§ Problem to work on: Type out every entry again, character for character.

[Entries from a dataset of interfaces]
=== Begin Enclosure ===

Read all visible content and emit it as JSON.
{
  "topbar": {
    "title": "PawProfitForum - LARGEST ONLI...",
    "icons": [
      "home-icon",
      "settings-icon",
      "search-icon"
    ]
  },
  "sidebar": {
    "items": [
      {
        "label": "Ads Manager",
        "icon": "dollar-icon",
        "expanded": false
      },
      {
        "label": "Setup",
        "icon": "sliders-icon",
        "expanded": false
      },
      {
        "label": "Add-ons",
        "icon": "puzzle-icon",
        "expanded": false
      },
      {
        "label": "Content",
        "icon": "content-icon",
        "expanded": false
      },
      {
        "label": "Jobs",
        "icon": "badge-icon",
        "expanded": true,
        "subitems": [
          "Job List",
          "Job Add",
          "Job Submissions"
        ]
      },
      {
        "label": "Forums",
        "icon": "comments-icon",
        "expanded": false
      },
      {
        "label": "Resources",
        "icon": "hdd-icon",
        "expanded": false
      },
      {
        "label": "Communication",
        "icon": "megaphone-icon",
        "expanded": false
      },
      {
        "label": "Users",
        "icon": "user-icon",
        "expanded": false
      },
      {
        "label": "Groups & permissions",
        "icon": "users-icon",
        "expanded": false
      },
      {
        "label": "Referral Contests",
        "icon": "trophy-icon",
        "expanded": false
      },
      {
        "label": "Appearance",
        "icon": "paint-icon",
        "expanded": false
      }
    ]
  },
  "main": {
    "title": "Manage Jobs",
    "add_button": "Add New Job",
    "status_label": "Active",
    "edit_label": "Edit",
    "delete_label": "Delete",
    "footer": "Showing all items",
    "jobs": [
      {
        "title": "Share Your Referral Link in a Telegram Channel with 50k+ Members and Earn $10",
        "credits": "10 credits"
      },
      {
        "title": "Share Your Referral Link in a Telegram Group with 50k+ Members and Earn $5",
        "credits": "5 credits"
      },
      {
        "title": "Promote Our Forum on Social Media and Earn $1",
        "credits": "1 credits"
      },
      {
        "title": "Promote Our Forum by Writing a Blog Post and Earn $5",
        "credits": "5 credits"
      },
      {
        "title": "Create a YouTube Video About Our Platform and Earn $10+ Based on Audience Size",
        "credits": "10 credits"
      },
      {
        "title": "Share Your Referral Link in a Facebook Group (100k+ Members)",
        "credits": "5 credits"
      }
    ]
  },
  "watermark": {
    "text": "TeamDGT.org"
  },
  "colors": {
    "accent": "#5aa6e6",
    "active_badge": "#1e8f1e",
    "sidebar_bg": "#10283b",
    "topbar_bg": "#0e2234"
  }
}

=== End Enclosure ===

§ Solution for this exercise:
Read all visible content and emit it as JSON.
{
  "topbar": {
    "title": "PawProfitForum - LARGEST ONLI...",
    "icons": [
      "home-icon",
      "settings-icon",
      "search-icon"
    ]
  },
  "sidebar": {
    "items": [
      {
        "label": "Ads Manager",
        "icon": "dollar-icon",
        "expanded": false
      },
      {
        "label": "Setup",
        "icon": "sliders-icon",
        "expanded": false
      },
      {
        "label": "Add-ons",
        "icon": "puzzle-icon",
        "expanded": false
      },
      {
        "label": "Content",
        "icon": "content-icon",
        "expanded": false
      },
      {
        "label": "Jobs",
        "icon": "badge-icon",
        "expanded": true,
        "subitems": [
          "Job List",
          "Job Add",
          "Job Submissions"
        ]
      },
      {
        "label": "Forums",
        "icon": "comments-icon",
        "expanded": false
      },
      {
        "label": "Resources",
        "icon": "hdd-icon",
        "expanded": false
      },
      {
        "label": "Communication",
        "icon": "megaphone-icon",
        "expanded": false
      },
      {
        "label": "Users",
        "icon": "user-icon",
        "expanded": false
      },
      {
        "label": "Groups & permissions",
        "icon": "users-icon",
        "expanded": false
      },
      {
        "label": "Referral Contests",
        "icon": "trophy-icon",
        "expanded": false
      },
      {
        "label": "Appearance",
        "icon": "paint-icon",
        "expanded": false
      }
    ]
  },
  "main": {
    "title": "Manage Jobs",
    "add_button": "Add New Job",
    "status_label": "Active",
    "edit_label": "Edit",
    "delete_label": "Delete",
    "footer": "Showing all items",
    "jobs": [
      {
        "title": "Share Your Referral Link in a Telegram Channel with 50k+ Members and Earn $10",
        "credits": "10 credits"
      },
      {
        "title": "Share Your Referral Link in a Telegram Group with 50k+ Members and Earn $5",
        "credits": "5 credits"
      },
      {
        "title": "Promote Our Forum on Social Media and Earn $1",
        "credits": "1 credits"
      },
      {
        "title": "Promote Our Forum by Writing a Blog Post and Earn $5",
        "credits": "5 credits"
      },
      {
        "title": "Create a YouTube Video About Our Platform and Earn $10+ Based on Audience Size",
        "credits": "10 credits"
      },
      {
        "title": "Share Your Referral Link in a Facebook Group (100k+ Members)",
        "credits": "5 credits"
      }
    ]
  },
  "watermark": {
    "text": "TeamDGT.org"
  },
  "colors": {
    "accent": "#5aa6e6",
    "active_badge": "#1e8f1e",
    "sidebar_bg": "#10283b",
    "topbar_bg": "#0e2234"
  }
}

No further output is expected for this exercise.